* _Problem_: Your response should be every line from the entries that includes the string "image".

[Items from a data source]
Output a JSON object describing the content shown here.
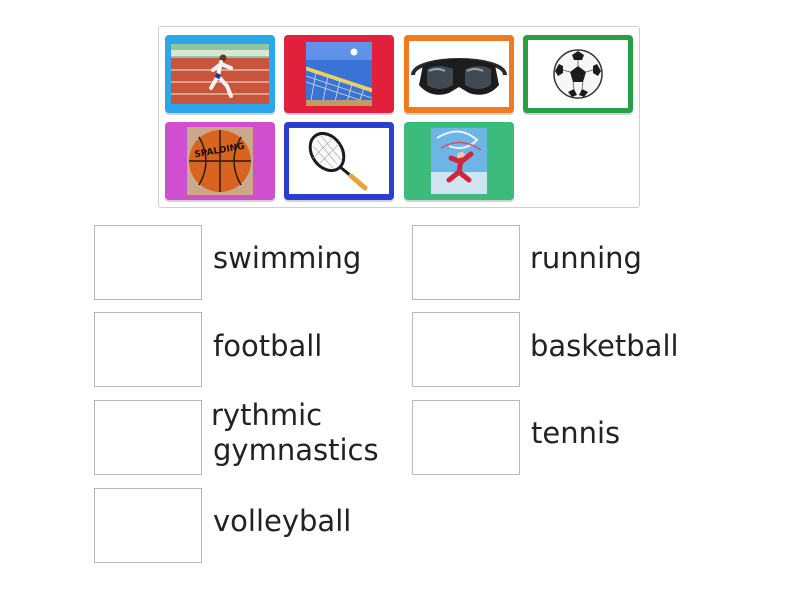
{
  "colors": {
    "tile_running": "#2aa7ea",
    "tile_volleyball": "#e1213c",
    "tile_goggles": "#f07a1c",
    "tile_football": "#27a045",
    "tile_basketball": "#d04fd1",
    "tile_tennis": "#2a3fcc",
    "tile_gymnastics": "#3dbb7c"
  },
  "tiles": [
    {
      "icon": "runner-image"
    },
    {
      "icon": "volleyball-net-image"
    },
    {
      "icon": "swim-goggles-image"
    },
    {
      "icon": "soccer-ball-image"
    },
    {
      "icon": "basketball-image"
    },
    {
      "icon": "tennis-racket-image"
    },
    {
      "icon": "rhythmic-gymnast-image"
    }
  ],
  "basketball_brand": "SPALDING",
  "targets": [
    {
      "label": "swimming"
    },
    {
      "label": "running"
    },
    {
      "label": "football"
    },
    {
      "label": "basketball"
    },
    {
      "label": "rythmic gymnastics",
      "line1": "rythmic",
      "line2": "gymnastics"
    },
    {
      "label": "tennis"
    },
    {
      "label": "volleyball"
    }
  ]
}
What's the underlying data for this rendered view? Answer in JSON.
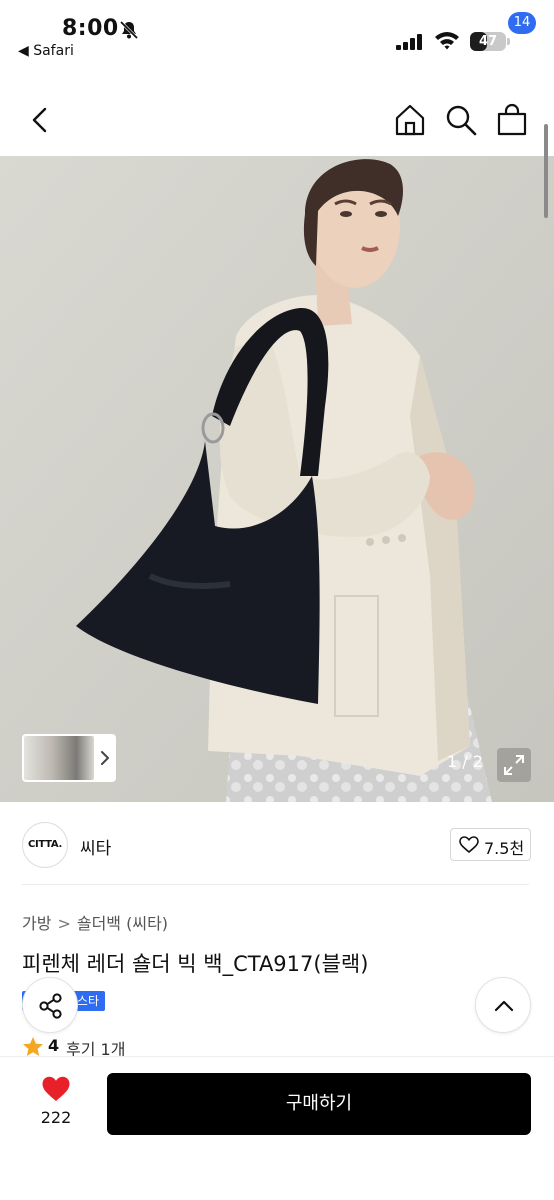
{
  "status_bar": {
    "time": "8:00",
    "back_app": "◀ Safari",
    "battery": "47",
    "battery_level": 0.47
  },
  "nav": {
    "cart_count": "14"
  },
  "gallery": {
    "counter": "1 / 2"
  },
  "brand": {
    "logo_text": "CITTA.",
    "name": "씨타",
    "likes": "7.5천"
  },
  "product": {
    "breadcrumb": [
      "가방",
      "숄더백 (씨타)"
    ],
    "breadcrumb_separator": ">",
    "title": "피렌체 레더 숄더 빅 백_CTA917(블랙)",
    "tag": "스타",
    "rating": "4",
    "reviews": "후기 1개"
  },
  "bottom_bar": {
    "wish_count": "222",
    "buy_label": "구매하기"
  },
  "colors": {
    "accent": "#2f6cf2",
    "heart": "#e8202a",
    "star": "#f5a623",
    "buy_button": "#000000"
  }
}
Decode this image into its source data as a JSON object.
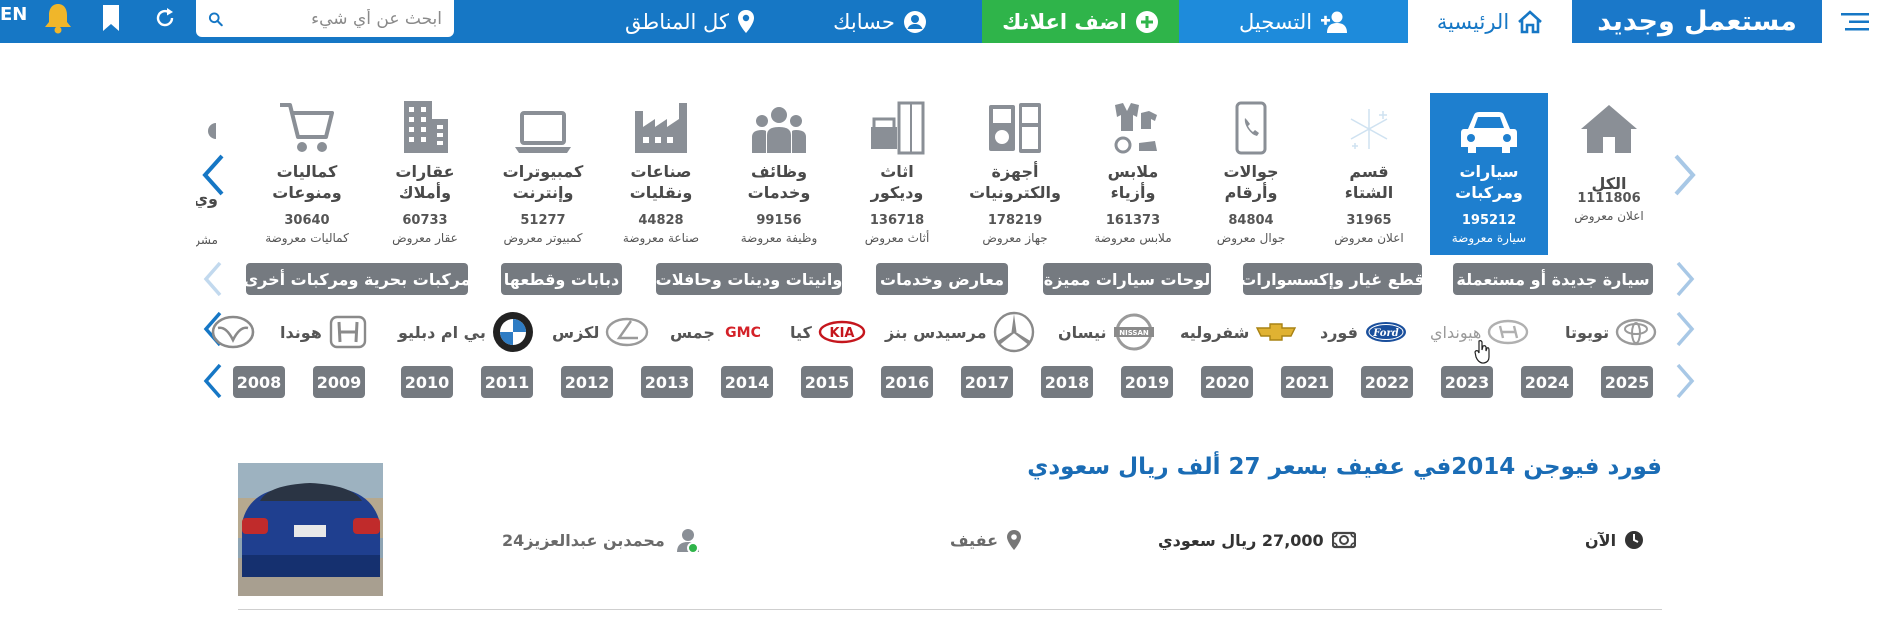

* _Task answer_:
      "icon": "runner-image"
      "icon": "volleyball-net-image"
      "icon": "swim-goggles-image"
      "icon": "soccer-ball-image"
      "icon": "basketball-image"
      "icon": "tennis-racket-image"
      "icon": "rhythmic-gymnast-image"
Decode this image into its source data as a JSON object.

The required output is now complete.